“The Sikh Manifesto” key to election success
“Sikhs are a role model community and provide an exceptionally interesting example of successful integration whilst maintaining a very visible and distinctive identity.” The Sikh Manifesto UK starts not only with successful Sikh integration but also success in other spheres of British life with stress on common Anglo-Sikh heritage. This is at a time when, in the wake of Brexit, there is so much talk about “the impact of immigration and the integration of minority communities”. The Sikh Manifesto provides a comprehensive brief about Sikh issues for politicians, the Parliamentarians and the public.
With the General Election announced for 8 June 2017, the British Sikhs have an opportunity to get their political act together. There is an opportunity for at least one Sikh woman and a “sabat saroop” (identity) Sikh to make it to the House of Commons. At the time of writing the Labour Party has announced Bibi Preet Kaur Gill (a Board member of the Sikh Network) from Birmingham, and S. Tanmanjeet Singh Dhesi from Slough.
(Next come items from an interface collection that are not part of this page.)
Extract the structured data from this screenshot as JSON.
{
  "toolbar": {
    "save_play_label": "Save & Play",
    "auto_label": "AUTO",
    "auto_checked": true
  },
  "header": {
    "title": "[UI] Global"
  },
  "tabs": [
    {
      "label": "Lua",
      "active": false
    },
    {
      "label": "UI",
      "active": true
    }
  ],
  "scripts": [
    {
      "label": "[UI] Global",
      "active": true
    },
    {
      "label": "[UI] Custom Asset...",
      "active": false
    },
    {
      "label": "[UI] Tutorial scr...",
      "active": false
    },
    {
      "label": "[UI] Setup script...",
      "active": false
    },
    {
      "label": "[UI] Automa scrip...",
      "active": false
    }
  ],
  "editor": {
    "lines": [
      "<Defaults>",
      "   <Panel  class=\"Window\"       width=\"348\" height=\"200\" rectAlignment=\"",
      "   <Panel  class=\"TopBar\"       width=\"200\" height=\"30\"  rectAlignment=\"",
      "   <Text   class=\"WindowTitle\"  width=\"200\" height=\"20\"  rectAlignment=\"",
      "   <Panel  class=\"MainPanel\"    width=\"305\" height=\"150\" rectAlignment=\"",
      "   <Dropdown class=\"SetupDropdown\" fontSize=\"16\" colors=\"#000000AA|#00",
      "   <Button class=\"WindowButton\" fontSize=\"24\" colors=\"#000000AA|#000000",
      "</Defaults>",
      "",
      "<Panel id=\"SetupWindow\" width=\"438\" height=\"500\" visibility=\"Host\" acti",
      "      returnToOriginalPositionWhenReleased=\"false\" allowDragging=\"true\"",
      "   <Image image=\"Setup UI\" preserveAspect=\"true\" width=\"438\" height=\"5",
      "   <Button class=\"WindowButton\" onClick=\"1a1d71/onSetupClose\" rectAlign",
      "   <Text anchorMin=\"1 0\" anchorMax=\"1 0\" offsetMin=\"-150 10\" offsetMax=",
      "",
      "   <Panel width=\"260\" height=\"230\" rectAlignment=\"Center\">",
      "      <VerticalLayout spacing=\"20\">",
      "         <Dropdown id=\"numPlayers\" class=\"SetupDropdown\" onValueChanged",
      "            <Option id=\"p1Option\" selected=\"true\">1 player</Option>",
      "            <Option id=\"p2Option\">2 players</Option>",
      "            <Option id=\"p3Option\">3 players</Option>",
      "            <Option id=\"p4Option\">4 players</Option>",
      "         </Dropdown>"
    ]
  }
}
However, even when Sikhs stand for elections from winnable seats, they will have to work extra hard to succeed no matter what the majority in the previous election of the Party they stand for. More so in the current Brexit climate when there is a sharp swing to right-wing politics. Sikh candidates should not take “safe seats” for granted. Sikh experience in every field is that they have to do that extra mile to succeed.
Much credit for the background lobbying at senior political level goes to the first Sikh political party, the Sikh Federation UK, supported, no doubt, by many influential British Sikhs and organisations. As Bhai Amrik Singh of the Federation said in a press statement, “An early General Election gives political parties and the Sikh community an opportunity to address the complete lack of Sikh representation in the House of Commons.”
While the Sikh candidates have to show a good grasp of the most urgent national and international issues, the Sikhs as a community have an opportunity to lobby all candidates about the Sikh issues listed in the Sikh Manifesto 2015-2020. These include more effective Sikh representation, ethnic monitoring of the Sikhs, 1984 Sikh genocide related issues, need for statutory guidelines regarding the Sikh articles of faith and a Sikh monument in London to highlight Sikh sacrifices in World War I.
The Manifesto is now acknowledged as a Sikh political reference manual not only specific to the UK but, regarding the more general Sikh issues, to all Sikhs in the diaspora countries. It is also a well-balanced introduction to the Sikhs, and shows the commonality between Sikh and British values. In fact the Manifesto is an educational document and as announcement that we are Sikhs and we are British. British Sikhs need opportunities to serve in the political arena in the same way as they are making so much contribution in economic, social, professional and other fields.
Gurmukh Singh OBE